In 1939 Abraham Bredius bought a painting by Mathieu Dubus. At the time few people knew anything about the artist. Nevertheless, Bredius recognised the true artistic quality of the painter’s work. Today, we know Dubus to have been a modern artist in his own day. Indeed, he was one of the few disciples of the celebrated Hercules Segers.
What was it that made a connoisseur like Abraham Bredius notice a painting by an artist as obscure as Mathieu Dubus then was? At first sight it seems to be an Italianist landscape, like many that were painted in the early half of the seventeenth century. Bredius must have recognised something special. To him there could be no doubt that this was a modern work for the period in which it was painted. Today we would we would probably call Dubus’s painting avant garde.
Mathieu Dubus (Flanders c. 1590 - 1665/1666 The Hague) began as a kamerschilder (decorative painter) at the stadholder palaces. He painted the ceiling of the Great Hall at Noordeinde Palace with birds and decorated the galleries at Huis ter Nieuburg in Rijswijk and Buren Castle with gold-leaf foliage. Yet he was an artist too. In 1635 he joined the St Luke’s Guild at The Hague. He painted small, Italianate landscapes with jagged rocks and sharp contrasts of light and dark. These are reminiscent of today’s Magic Realist movement. In that sense his work was different from the pictures produced by most of his contemporaries. Although one other painter also made a name worldwide with similarly unrealistic landscapes: Hercules Segers.
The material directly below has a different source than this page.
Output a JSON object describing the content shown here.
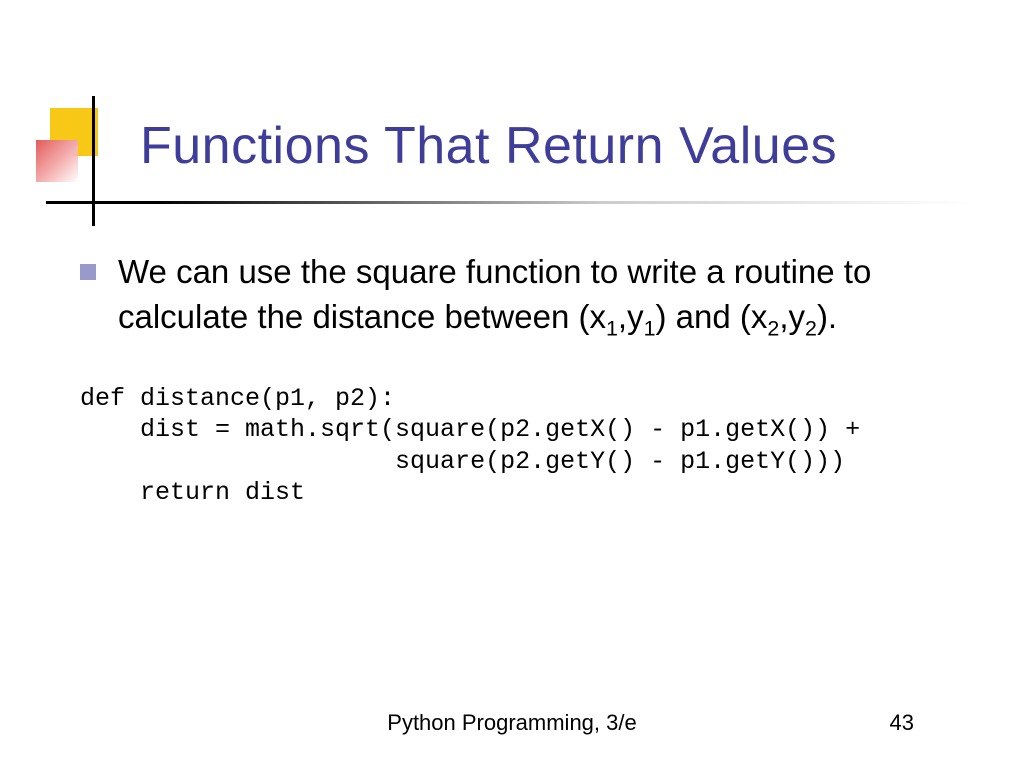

Hercules Segers (Haarlem c. 1589 - 1637/1638 The Hague) settled in The Hague in 1633. Perhaps he came to the stadholder’s town because Prince Frederick Henry had shown an interest in his work. Segers was one of the most original artists of the seventeenth century. He also made etchings, experimenting with colours and techniques. Towards the end of his life he became destitute and took to drink. He died after falling down the stairs.
Segers’s landscape paintings, of which only ten survive, reveal a tranquil world with craggy rocks, deeply grooved valleys, moss-covered dead trees and startling views. Often, a lonely figure wanders, as if lost among these imposing natural surroundings. Segers painted with a loose, brisk brush, mainly using browns and greens. Bright light from an unseen source ensures a powerful contrast between light and dark. That is why his work is reminiscent of Rembrandt. Indeed, Hercules Segers was one of Rembrandt’s principal inspirations.
Rembrandt and Segers were both represented in the country’s leading art collection of the early half of the seventeenth century, namely that of Stadholder Frederick Henry and his consort, Amalia of Solms. The Stadholder possessed no less than fifteen paintings by Rembrandt, including the specially commissioned Passion series. In 1631 Rembrandt also painted a portrait of Amalia of Solms. In 1632 Frederick Henry acquired two paintings by Hercules Segers. These are mentioned in the detailed inventory compiled in that year of the contents of the Stadholder’s Quarter at the Binnenhof: ‘Twee landschappen deur Hercules Zegers gemaeckt’ (Two landscapes made by Hercules Segers). In addition the collection contained numerous portraits and other works by contemporary artists. The painting collections at the stadholder’s palaces offered an overview of the art that would then have been considered modern. As a decorative painter at the various palaces, Mathieu Dubus would have been able to feast his eyes and find inspiration for his own paintings.
From a closer look at his work it may be supposed that Dubus would have felt the attraction of Segers’s landscapes. Indeed, it is not impossible that Dubus may even have been in contact with Segers. The important role Hercules Segers played in the development of Rembrandt’s landscape art has long been known. Nevertheless, he remained a misunderstood genius. Mathieu Dubus’s art also reflects the Magic Realist landscapes of Hercules Segers. It is an avant-garde element that Bredius must have recognised in Dubus’s work.